___ AVAILABLE RECORDS ___

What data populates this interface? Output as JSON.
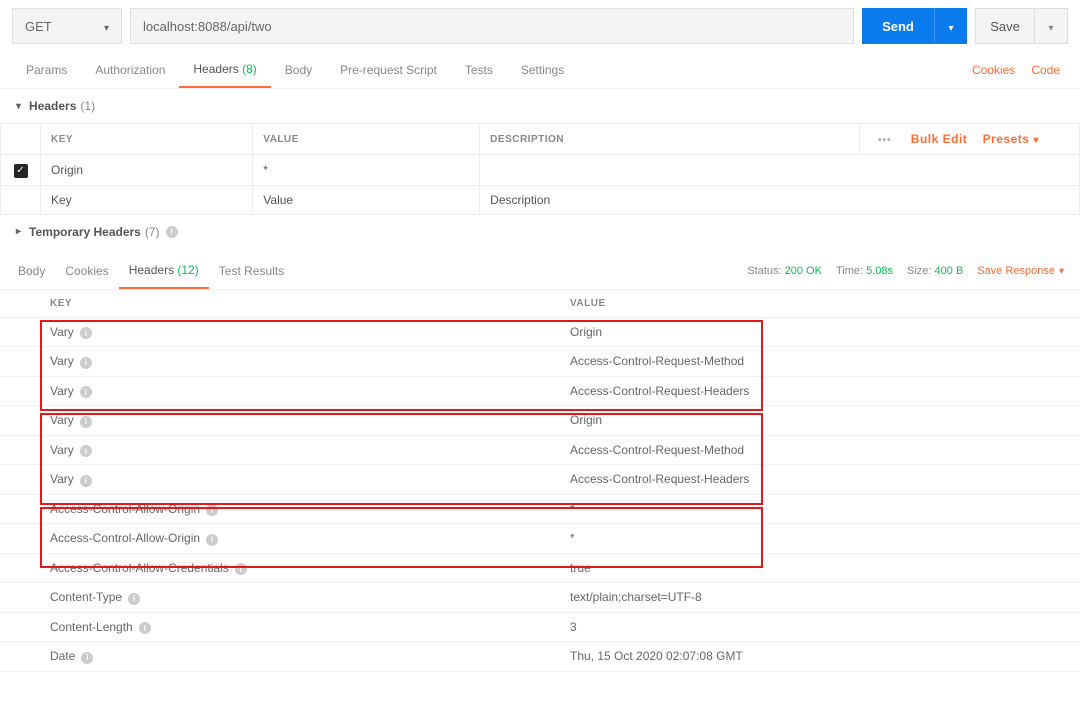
{
  "request": {
    "method": "GET",
    "url": "localhost:8088/api/two",
    "send_label": "Send",
    "save_label": "Save"
  },
  "req_tabs": {
    "params": "Params",
    "auth": "Authorization",
    "headers": "Headers",
    "headers_count": "(8)",
    "body": "Body",
    "prereq": "Pre-request Script",
    "tests": "Tests",
    "settings": "Settings",
    "cookies": "Cookies",
    "code": "Code"
  },
  "headers_section": {
    "title": "Headers",
    "count": "(1)"
  },
  "req_headers_table": {
    "cols": {
      "key": "KEY",
      "value": "VALUE",
      "desc": "DESCRIPTION"
    },
    "bulk_edit": "Bulk Edit",
    "presets": "Presets",
    "rows": [
      {
        "checked": true,
        "key": "Origin",
        "value": "*",
        "desc": ""
      }
    ],
    "placeholder": {
      "key": "Key",
      "value": "Value",
      "desc": "Description"
    }
  },
  "temp_headers": {
    "title": "Temporary Headers",
    "count": "(7)"
  },
  "resp_tabs": {
    "body": "Body",
    "cookies": "Cookies",
    "headers": "Headers",
    "headers_count": "(12)",
    "test_results": "Test Results"
  },
  "status": {
    "status_label": "Status:",
    "status_value": "200 OK",
    "time_label": "Time:",
    "time_value": "5.08s",
    "size_label": "Size:",
    "size_value": "400 B",
    "save_response": "Save Response"
  },
  "resp_headers_table": {
    "cols": {
      "key": "KEY",
      "value": "VALUE"
    },
    "rows": [
      {
        "key": "Vary",
        "value": "Origin",
        "info": true
      },
      {
        "key": "Vary",
        "value": "Access-Control-Request-Method",
        "info": true
      },
      {
        "key": "Vary",
        "value": "Access-Control-Request-Headers",
        "info": true
      },
      {
        "key": "Vary",
        "value": "Origin",
        "info": true
      },
      {
        "key": "Vary",
        "value": "Access-Control-Request-Method",
        "info": true
      },
      {
        "key": "Vary",
        "value": "Access-Control-Request-Headers",
        "info": true
      },
      {
        "key": "Access-Control-Allow-Origin",
        "value": "*",
        "info": true
      },
      {
        "key": "Access-Control-Allow-Origin",
        "value": "*",
        "info": true
      },
      {
        "key": "Access-Control-Allow-Credentials",
        "value": "true",
        "info": true
      },
      {
        "key": "Content-Type",
        "value": "text/plain;charset=UTF-8",
        "info": true
      },
      {
        "key": "Content-Length",
        "value": "3",
        "info": true
      },
      {
        "key": "Date",
        "value": "Thu, 15 Oct 2020 02:07:08 GMT",
        "info": true
      }
    ]
  }
}
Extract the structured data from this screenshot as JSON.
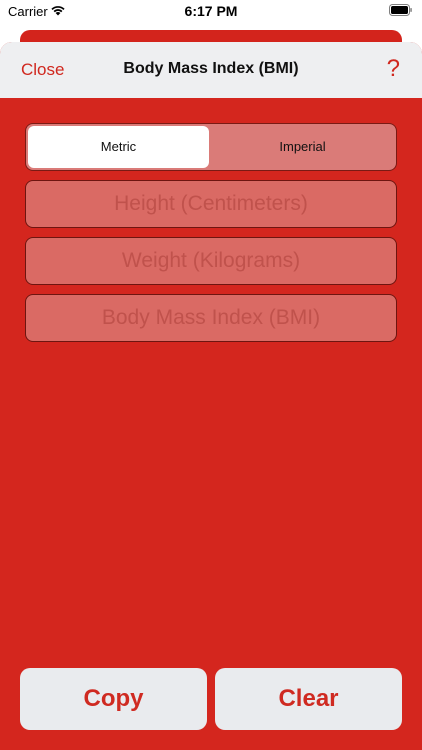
{
  "status_bar": {
    "carrier": "Carrier",
    "time": "6:17 PM",
    "wifi_icon": "wifi-icon",
    "battery_icon": "battery-icon"
  },
  "nav": {
    "close_label": "Close",
    "title": "Body Mass Index (BMI)",
    "help_label": "?"
  },
  "units": {
    "options": [
      "Metric",
      "Imperial"
    ],
    "selected": "Metric"
  },
  "fields": {
    "height_placeholder": "Height (Centimeters)",
    "weight_placeholder": "Weight (Kilograms)",
    "bmi_placeholder": "Body Mass Index (BMI)"
  },
  "actions": {
    "copy_label": "Copy",
    "clear_label": "Clear"
  },
  "colors": {
    "accent": "#d4261e",
    "nav_background": "#eeeff1",
    "button_background": "#e9ebee"
  }
}
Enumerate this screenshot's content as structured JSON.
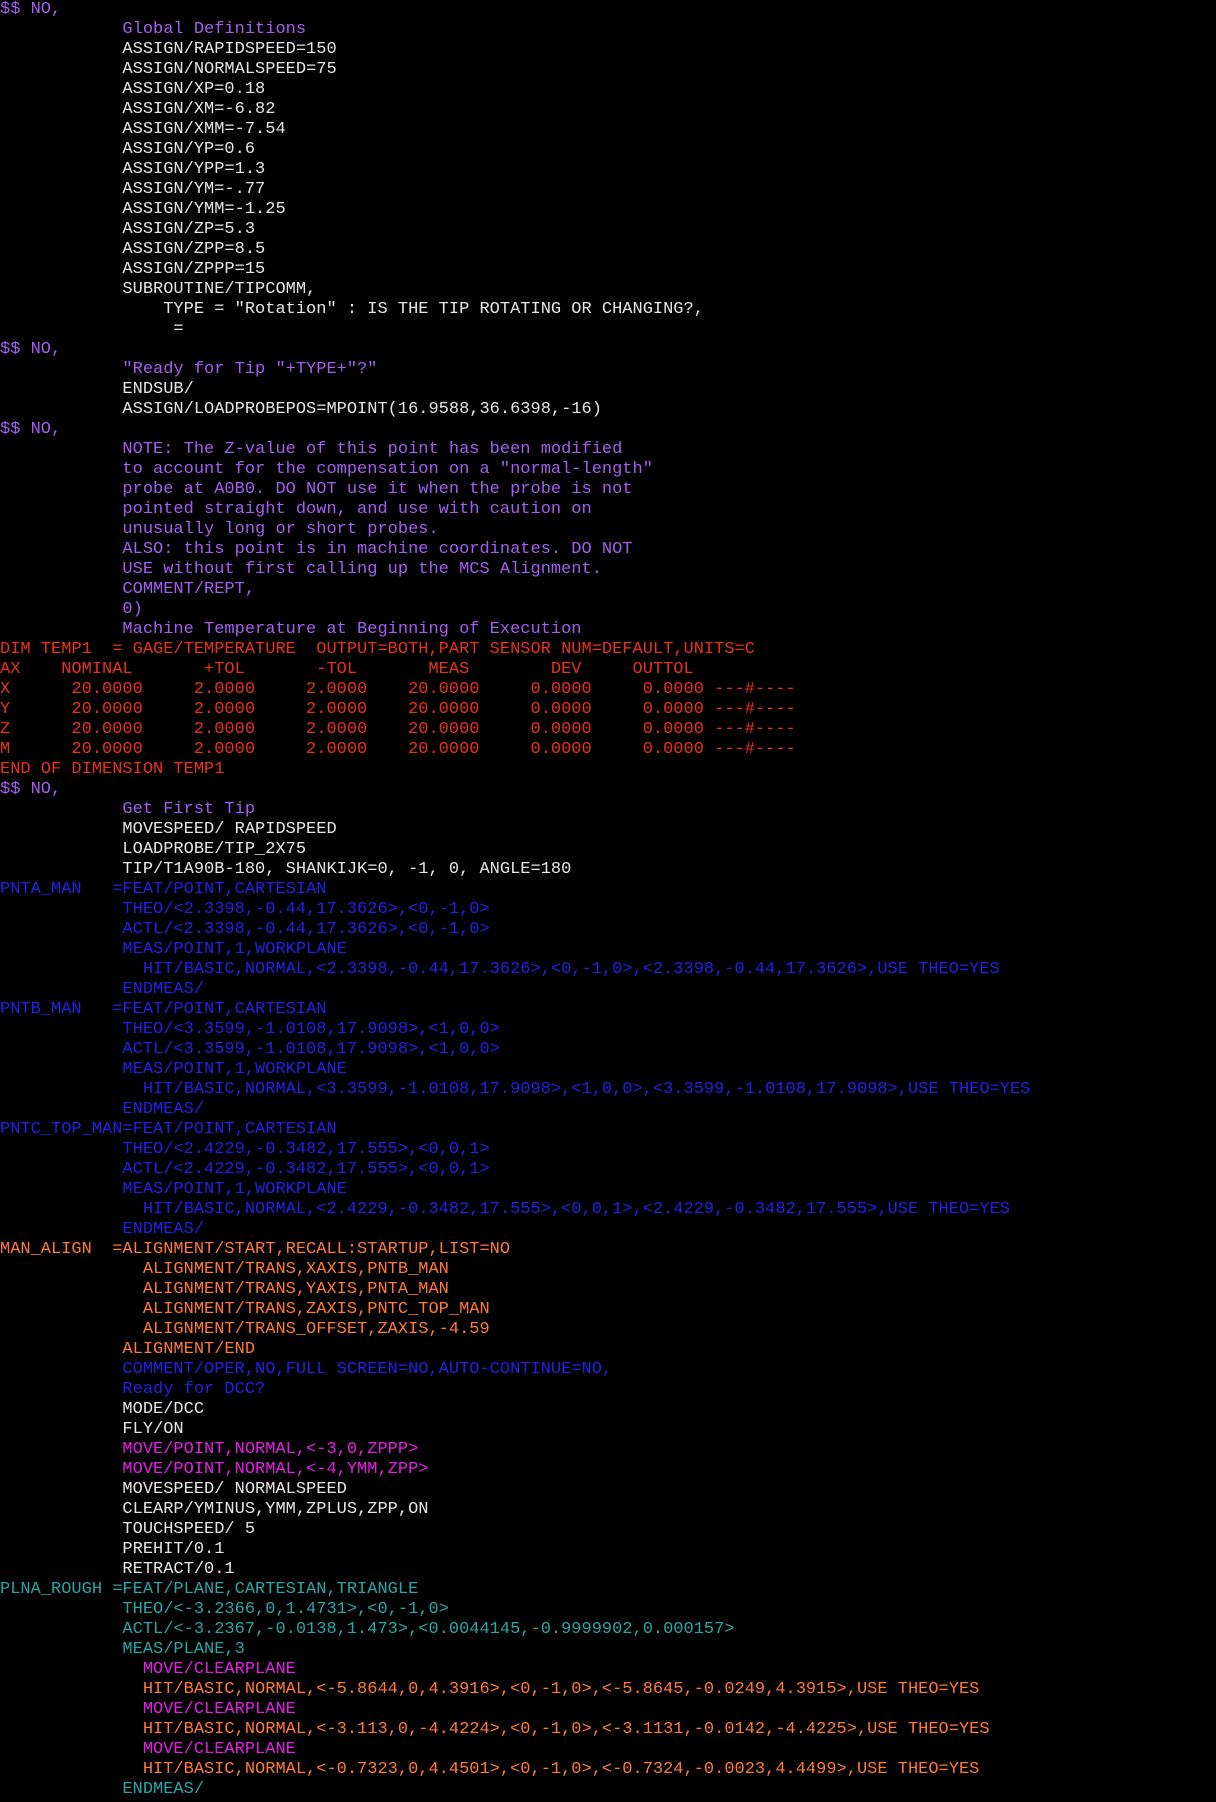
{
  "colors": {
    "background": "#000000",
    "white": "#e6e6e6",
    "purple": "#a45ef0",
    "red": "#e8321c",
    "orange": "#ff7a36",
    "blue": "#2222e6",
    "magenta": "#e61fe6",
    "teal": "#2aa6a6"
  },
  "lines": [
    {
      "text": "$$ NO,",
      "color": "purple"
    },
    {
      "text": "            Global Definitions",
      "color": "purple"
    },
    {
      "text": "            ASSIGN/RAPIDSPEED=150",
      "color": "white"
    },
    {
      "text": "            ASSIGN/NORMALSPEED=75",
      "color": "white"
    },
    {
      "text": "            ASSIGN/XP=0.18",
      "color": "white"
    },
    {
      "text": "            ASSIGN/XM=-6.82",
      "color": "white"
    },
    {
      "text": "            ASSIGN/XMM=-7.54",
      "color": "white"
    },
    {
      "text": "            ASSIGN/YP=0.6",
      "color": "white"
    },
    {
      "text": "            ASSIGN/YPP=1.3",
      "color": "white"
    },
    {
      "text": "            ASSIGN/YM=-.77",
      "color": "white"
    },
    {
      "text": "            ASSIGN/YMM=-1.25",
      "color": "white"
    },
    {
      "text": "            ASSIGN/ZP=5.3",
      "color": "white"
    },
    {
      "text": "            ASSIGN/ZPP=8.5",
      "color": "white"
    },
    {
      "text": "            ASSIGN/ZPPP=15",
      "color": "white"
    },
    {
      "text": "            SUBROUTINE/TIPCOMM,",
      "color": "white"
    },
    {
      "text": "                TYPE = \"Rotation\" : IS THE TIP ROTATING OR CHANGING?,",
      "color": "white"
    },
    {
      "text": "                 =",
      "color": "white"
    },
    {
      "text": "$$ NO,",
      "color": "purple"
    },
    {
      "text": "            \"Ready for Tip \"+TYPE+\"?\"",
      "color": "purple"
    },
    {
      "text": "            ENDSUB/",
      "color": "white"
    },
    {
      "text": "            ASSIGN/LOADPROBEPOS=MPOINT(16.9588,36.6398,-16)",
      "color": "white"
    },
    {
      "text": "$$ NO,",
      "color": "purple"
    },
    {
      "text": "            NOTE: The Z-value of this point has been modified",
      "color": "purple"
    },
    {
      "text": "            to account for the compensation on a \"normal-length\"",
      "color": "purple"
    },
    {
      "text": "            probe at A0B0. DO NOT use it when the probe is not",
      "color": "purple"
    },
    {
      "text": "            pointed straight down, and use with caution on",
      "color": "purple"
    },
    {
      "text": "            unusually long or short probes.",
      "color": "purple"
    },
    {
      "text": "            ALSO: this point is in machine coordinates. DO NOT",
      "color": "purple"
    },
    {
      "text": "            USE without first calling up the MCS Alignment.",
      "color": "purple"
    },
    {
      "text": "            COMMENT/REPT,",
      "color": "purple"
    },
    {
      "text": "            0)",
      "color": "purple"
    },
    {
      "text": "            Machine Temperature at Beginning of Execution",
      "color": "purple"
    },
    {
      "text": "DIM TEMP1  = GAGE/TEMPERATURE  OUTPUT=BOTH,PART SENSOR NUM=DEFAULT,UNITS=C",
      "color": "red"
    },
    {
      "text": "AX    NOMINAL       +TOL       -TOL       MEAS        DEV     OUTTOL",
      "color": "red"
    },
    {
      "text": "X      20.0000     2.0000     2.0000    20.0000     0.0000     0.0000 ---#----",
      "color": "red"
    },
    {
      "text": "Y      20.0000     2.0000     2.0000    20.0000     0.0000     0.0000 ---#----",
      "color": "red"
    },
    {
      "text": "Z      20.0000     2.0000     2.0000    20.0000     0.0000     0.0000 ---#----",
      "color": "red"
    },
    {
      "text": "M      20.0000     2.0000     2.0000    20.0000     0.0000     0.0000 ---#----",
      "color": "red"
    },
    {
      "text": "END OF DIMENSION TEMP1",
      "color": "red"
    },
    {
      "text": "$$ NO,",
      "color": "purple"
    },
    {
      "text": "            Get First Tip",
      "color": "purple"
    },
    {
      "text": "            MOVESPEED/ RAPIDSPEED",
      "color": "white"
    },
    {
      "text": "            LOADPROBE/TIP_2X75",
      "color": "white"
    },
    {
      "text": "            TIP/T1A90B-180, SHANKIJK=0, -1, 0, ANGLE=180",
      "color": "white"
    },
    {
      "text": "PNTA_MAN   =FEAT/POINT,CARTESIAN",
      "color": "blue"
    },
    {
      "text": "            THEO/<2.3398,-0.44,17.3626>,<0,-1,0>",
      "color": "blue"
    },
    {
      "text": "            ACTL/<2.3398,-0.44,17.3626>,<0,-1,0>",
      "color": "blue"
    },
    {
      "text": "            MEAS/POINT,1,WORKPLANE",
      "color": "blue"
    },
    {
      "text": "              HIT/BASIC,NORMAL,<2.3398,-0.44,17.3626>,<0,-1,0>,<2.3398,-0.44,17.3626>,USE THEO=YES",
      "color": "blue"
    },
    {
      "text": "            ENDMEAS/",
      "color": "blue"
    },
    {
      "text": "PNTB_MAN   =FEAT/POINT,CARTESIAN",
      "color": "blue"
    },
    {
      "text": "            THEO/<3.3599,-1.0108,17.9098>,<1,0,0>",
      "color": "blue"
    },
    {
      "text": "            ACTL/<3.3599,-1.0108,17.9098>,<1,0,0>",
      "color": "blue"
    },
    {
      "text": "            MEAS/POINT,1,WORKPLANE",
      "color": "blue"
    },
    {
      "text": "              HIT/BASIC,NORMAL,<3.3599,-1.0108,17.9098>,<1,0,0>,<3.3599,-1.0108,17.9098>,USE THEO=YES",
      "color": "blue"
    },
    {
      "text": "            ENDMEAS/",
      "color": "blue"
    },
    {
      "text": "PNTC_TOP_MAN=FEAT/POINT,CARTESIAN",
      "color": "blue"
    },
    {
      "text": "            THEO/<2.4229,-0.3482,17.555>,<0,0,1>",
      "color": "blue"
    },
    {
      "text": "            ACTL/<2.4229,-0.3482,17.555>,<0,0,1>",
      "color": "blue"
    },
    {
      "text": "            MEAS/POINT,1,WORKPLANE",
      "color": "blue"
    },
    {
      "text": "              HIT/BASIC,NORMAL,<2.4229,-0.3482,17.555>,<0,0,1>,<2.4229,-0.3482,17.555>,USE THEO=YES",
      "color": "blue"
    },
    {
      "text": "            ENDMEAS/",
      "color": "blue"
    },
    {
      "text": "MAN_ALIGN  =ALIGNMENT/START,RECALL:STARTUP,LIST=NO",
      "color": "orange"
    },
    {
      "text": "              ALIGNMENT/TRANS,XAXIS,PNTB_MAN",
      "color": "orange"
    },
    {
      "text": "              ALIGNMENT/TRANS,YAXIS,PNTA_MAN",
      "color": "orange"
    },
    {
      "text": "              ALIGNMENT/TRANS,ZAXIS,PNTC_TOP_MAN",
      "color": "orange"
    },
    {
      "text": "              ALIGNMENT/TRANS_OFFSET,ZAXIS,-4.59",
      "color": "orange"
    },
    {
      "text": "            ALIGNMENT/END",
      "color": "orange"
    },
    {
      "text": "            COMMENT/OPER,NO,FULL SCREEN=NO,AUTO-CONTINUE=NO,",
      "color": "blue"
    },
    {
      "text": "            Ready for DCC?",
      "color": "blue"
    },
    {
      "text": "            MODE/DCC",
      "color": "white"
    },
    {
      "text": "            FLY/ON",
      "color": "white"
    },
    {
      "text": "            MOVE/POINT,NORMAL,<-3,0,ZPPP>",
      "color": "magenta"
    },
    {
      "text": "            MOVE/POINT,NORMAL,<-4,YMM,ZPP>",
      "color": "magenta"
    },
    {
      "text": "            MOVESPEED/ NORMALSPEED",
      "color": "white"
    },
    {
      "text": "            CLEARP/YMINUS,YMM,ZPLUS,ZPP,ON",
      "color": "white"
    },
    {
      "text": "            TOUCHSPEED/ 5",
      "color": "white"
    },
    {
      "text": "            PREHIT/0.1",
      "color": "white"
    },
    {
      "text": "            RETRACT/0.1",
      "color": "white"
    },
    {
      "text": "PLNA_ROUGH =FEAT/PLANE,CARTESIAN,TRIANGLE",
      "color": "teal"
    },
    {
      "text": "            THEO/<-3.2366,0,1.4731>,<0,-1,0>",
      "color": "teal"
    },
    {
      "text": "            ACTL/<-3.2367,-0.0138,1.473>,<0.0044145,-0.9999902,0.000157>",
      "color": "teal"
    },
    {
      "text": "            MEAS/PLANE,3",
      "color": "teal"
    },
    {
      "text": "              MOVE/CLEARPLANE",
      "color": "magenta"
    },
    {
      "text": "              HIT/BASIC,NORMAL,<-5.8644,0,4.3916>,<0,-1,0>,<-5.8645,-0.0249,4.3915>,USE THEO=YES",
      "color": "orange"
    },
    {
      "text": "              MOVE/CLEARPLANE",
      "color": "magenta"
    },
    {
      "text": "              HIT/BASIC,NORMAL,<-3.113,0,-4.4224>,<0,-1,0>,<-3.1131,-0.0142,-4.4225>,USE THEO=YES",
      "color": "orange"
    },
    {
      "text": "              MOVE/CLEARPLANE",
      "color": "magenta"
    },
    {
      "text": "              HIT/BASIC,NORMAL,<-0.7323,0,4.4501>,<0,-1,0>,<-0.7324,-0.0023,4.4499>,USE THEO=YES",
      "color": "orange"
    },
    {
      "text": "            ENDMEAS/",
      "color": "teal"
    }
  ]
}
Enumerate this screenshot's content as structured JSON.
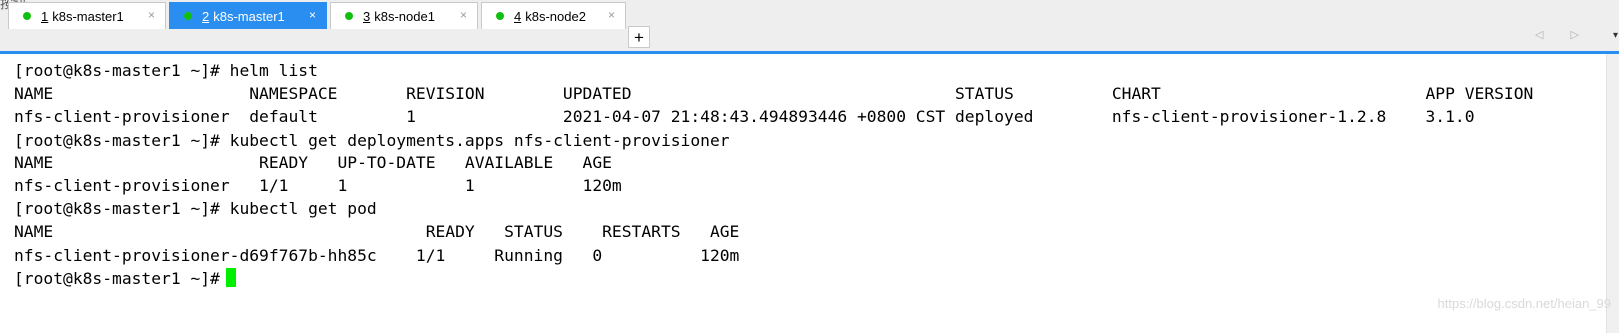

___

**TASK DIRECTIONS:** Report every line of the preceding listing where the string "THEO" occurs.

**YOUR RESPONSE:**
      "text": "            THEO/<2.3398,-0.44,17.3626>,<0,-1,0>",
      "text": "              HIT/BASIC,NORMAL,<2.3398,-0.44,17.3626>,<0,-1,0>,<2.3398,-0.44,17.3626>,USE THEO=YES",
      "text": "            THEO/<3.3599,-1.0108,17.9098>,<1,0,0>",
      "text": "              HIT/BASIC,NORMAL,<3.3599,-1.0108,17.9098>,<1,0,0>,<3.3599,-1.0108,17.9098>,USE THEO=YES",
      "text": "            THEO/<2.4229,-0.3482,17.555>,<0,0,1>",
      "text": "              HIT/BASIC,NORMAL,<2.4229,-0.3482,17.555>,<0,0,1>,<2.4229,-0.3482,17.555>,USE THEO=YES",
      "text": "            THEO/<-3.2366,0,1.4731>,<0,-1,0>",
      "text": "              HIT/BASIC,NORMAL,<-5.8644,0,4.3916>,<0,-1,0>,<-5.8645,-0.0249,4.3915>,USE THEO=YES",
      "text": "              HIT/BASIC,NORMAL,<-3.113,0,-4.4224>,<0,-1,0>,<-3.1131,-0.0142,-4.4225>,USE THEO=YES",
      "text": "              HIT/BASIC,NORMAL,<-0.7323,0,4.4501>,<0,-1,0>,<-0.7324,-0.0023,4.4499>,USE THEO=YES",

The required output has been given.